During Charles' exile, there were three serious attempts to incite Royalist uprisings in Britain: Glencairn's Uprising in Scotland during 1653-4, Penruddock's Uprising in the West Country of 1655 and Booth's Uprising in Cheshire of 1659. All three were easily suppressed through superior military strength and, in the case of the English uprisings, an efficient intelligence network that infiltrated Royalist conspiracies and allowed the Commonwealth and Protectorate governments to stay one step ahead of their enemies. The Restoration of the monarchy in 1660 came about after the death of Oliver Cromwell when the collapse of the Protectorate resulted in a power struggle between republicans and army officers that brought political turmoil to England. Popular calls for the return of the King were given vital military backing by General Monck who, during the early months of 1660, moved cautiously from a position of support for the Commonwealth to support for the Restoration.

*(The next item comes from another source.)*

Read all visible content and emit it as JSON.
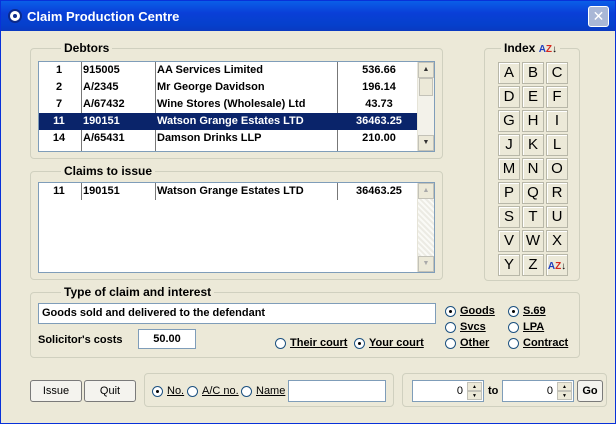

Charles was declared rightful King of England by the newly-elected Convention Parliament on 8 May 1660 and invited to return to England. He landed at Dover on 25 May. Amid wild rejoicing across the nation, he made a triumphal entry into London on his 30th birthday, 29 May 1660. His coronation at Westminster Abbey took place on St George's Day, 1661.
The initial Restoration settlement was conciliatory. With a few exceptions, only the regicides who had participated directly in the trial and execution of Charles I in 1649 were singled out for punishment. An interim Church settlement that partly reconciled Episcopalians and Presbyterians was formulated; the validity of land sales to which the vendors had consented was confirmed. However, former Church and Crown lands were restored to their former owners and from 1661 the Cavalier Parliament enacted a more repressive religious settlement in favour of the Anglican Church. The Restoration is a distinctive period of British history, characterised by the establishment of the Royal Society for scientific research in 1662 and the rebuilding of London after the Great Fire of 1666. The re-opening of theatres resulted in the new theatrical genre known as Restoration Comedy, concerned with fashionable society and characterised by wit, cynicism and bawdy language. The loose morals associated with the Restoration Court stand in marked contrast to the sobriety of Charles I's reign and the Cromwellian régime.
Ronald Hutton, Charles II, King of England, Scotland & Ireland, 1989
Paul Seaward, Charles II, King of England, Scotland & Ireland, Oxford DNB, 2004
David Underdown, Royalist Conspiracy in England 1649-60, 1960
A.W. Ward, Charles II, King of England, Scotland & Ireland, DNB, 1887